Problem Statement

During my tenure, I was tasked with replacing an existing AWS Glue job that struggled to handle the influx of small-sized files. Each file contained around 10,000 records, but the sheer volume of data being delivered was quite high — approximately 100 files per minute were written on S3. This rapid data delivery posed a significant hurdle as the Glue job frequently failed due to what we termed the “small file issue.”

Compounding the problem, there was a critical requirement to make the file data available to the machine learning team within just 30 minutes of delivery on S3. The existing pipeline, relying on Glue, attempted to address this by running the job every half hour and loading file in batches based on a timestamp. However, this approach proved to be costly, both in terms of resource utilization and time. The small file issue not only hindered the pipeline’s speed along with frequent failures but also necessitated the addition of more workers, further increasing costs.


Determined to find an optimal solution, I embarked on a journey of exploration and experimentation. It became evident that the file processing time could be drastically reduced by leveraging the power of libraries like AWS Wrangler. With this realization, I devised a novel approach.

My solution involved the creation of a set of lambda functions, each specifically designed to process a particular type of data file. These lambda functions were seamlessly integrated with Simple Queue Service (SQS) queues, serving as event triggers whenever a new file was uploaded to S3. This architecture enabled the efficient processing of files within minutes of triggering. Let’s see how can one implement the same.

Simplified Diagram of the implementation



For the above, we will mainly require the following:

  • S3: This will be used to stage the data files. The data files have to be written in an S3 destination by the source systems
  • SQS: This will be used as a buffer to store the S3 file events. Basically, every time a file is written, this SQS will store that event
  • Lambda: A lambda function will be hooked with SQS and would be triggered asynchronously for every event to process the file
  • Redshift: This is the destination where the contents of the file would be written

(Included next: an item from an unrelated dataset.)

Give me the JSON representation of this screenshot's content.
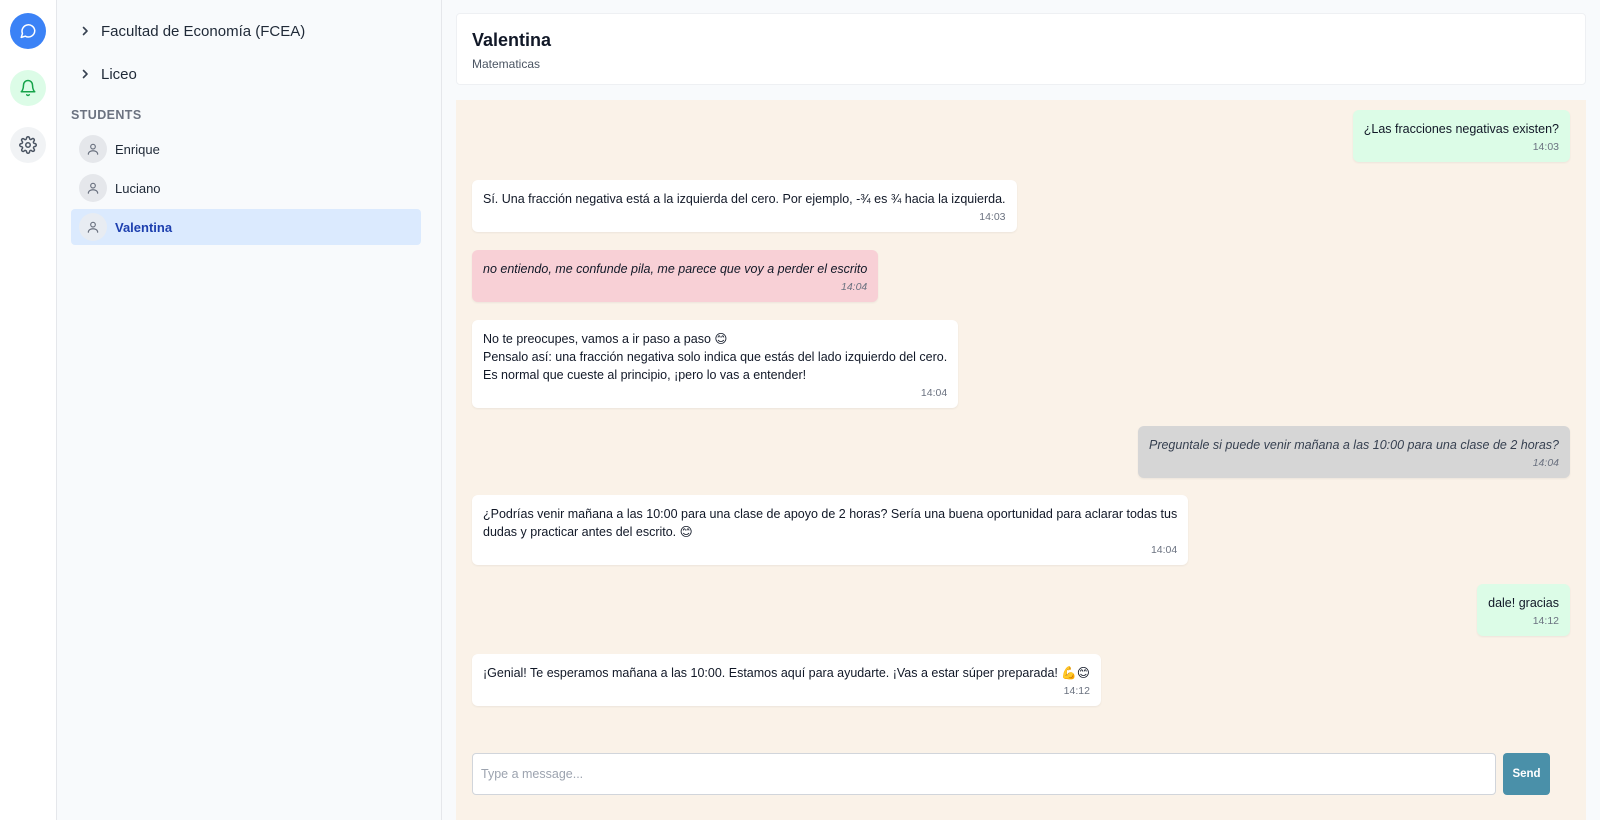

  1. The files that were getting dropped into the S3 bucket were partitioned by the date. We had discussions with the sourcing team and they agreed to add a new partition based on the type of data since every type of data file had to go to a different Redshift table
  2. For each type, an SQS queue was created and S3 events were sent to those queues with each queue receiving events for a file type using the prefix filter
  3. Segregated Lambda functions were created to process each file type. The code was exactly the same. It read the event coming from SQS and based on the event type, it chose the Redshift stage table to which the data had to be written. After that, it would just write the data into that table within a few seconds and stop. The average processing time for a file was about 25 seconds. The code was written and then hosted on ECR as a Docker Image. The same image was linked to all the Lambda functions.
  4. All the SQS queues had Dead Letter Queues set up. This enabled us to never miss any file even due to a failure.
  5. All the additional processing was done on Redshift where a SQL job was run every 15 minutes to read the stage table, do the required transformations, compare it to the final table and then write the data in it. This would take between 1 to 2 minutes

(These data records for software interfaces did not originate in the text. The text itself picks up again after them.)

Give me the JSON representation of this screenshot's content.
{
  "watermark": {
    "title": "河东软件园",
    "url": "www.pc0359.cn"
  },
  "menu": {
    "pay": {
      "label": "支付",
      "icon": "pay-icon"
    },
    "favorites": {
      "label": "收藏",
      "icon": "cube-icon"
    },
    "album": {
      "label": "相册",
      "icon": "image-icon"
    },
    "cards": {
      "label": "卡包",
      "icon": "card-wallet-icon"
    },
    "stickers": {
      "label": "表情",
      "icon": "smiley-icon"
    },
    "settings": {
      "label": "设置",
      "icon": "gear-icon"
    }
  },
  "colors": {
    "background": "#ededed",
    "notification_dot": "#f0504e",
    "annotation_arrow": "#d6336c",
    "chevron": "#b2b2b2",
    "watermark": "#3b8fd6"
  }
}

  1. Faster Processing Time: The solution utilized AWS Lambda and SQS, significantly reducing processing time and enabling near real-time availability of data. Files were processed within seconds of triggering, allowing for faster insights and decision-making based on the latest data.
  2. Cost Efficiency: The new solution operated at approximately 1/10th the cost of the AWS Glue job. By leveraging Lambda functions for processing, it optimized expenses and minimized the need for additional infrastructure, resulting in substantial cost savings.
  3. Scalability and Flexibility: The architecture built around Lambda and SQS offered excellent scalability and flexibility. Each Lambda function could independently process files, enabling efficient parallelization and accommodating future growth or fluctuations in data workload.
  4. Improved Reliability: The implemented solution utilized the guaranteed delivery mechanism of SQS, minimizing failures and ensuring reliable processing of each file. This reduced the risk of data loss or processing errors, enhancing the overall integrity of the pipeline.
  5. Simplified Development and Maintenance: Developing Lambda functions for specific file types simplified the development and maintenance process. It provided a clear and modular design, allowing engineers to focus on optimization and value delivery, rather than managing complex infrastructure.
  6. Near Real-time Data Availability: With data reaching the target database within 15 to 20 minutes, the implemented solution met the requirement of near real-time data availability. This facilitated faster analysis, model training, and decision-making based on up-to-date information.
  7. Resource Optimization: By leveraging the lightweight nature of Lambda functions, the solution optimized resource utilization. It eliminated the need for a sophisticated setup like AWS Glue for processing files smaller than 1 GB, resulting in cost savings and more efficient resource allocation.
  8. Enhanced Customization: The modular design of the solution enabled engineers to customize and fine-tune each Lambda function based on specific data file requirements. This customization allowed for optimizing processing logic and tailoring it to unique use cases, enhancing the overall effectiveness and efficiency of the solution.

I hope that reading about this implementation has been helpful. By sharing my experience and the advantages of this solution, I aim to tell about my thought process while designing this and would hope to get detailed feedback and alternate solutions to improve myself. Cheers!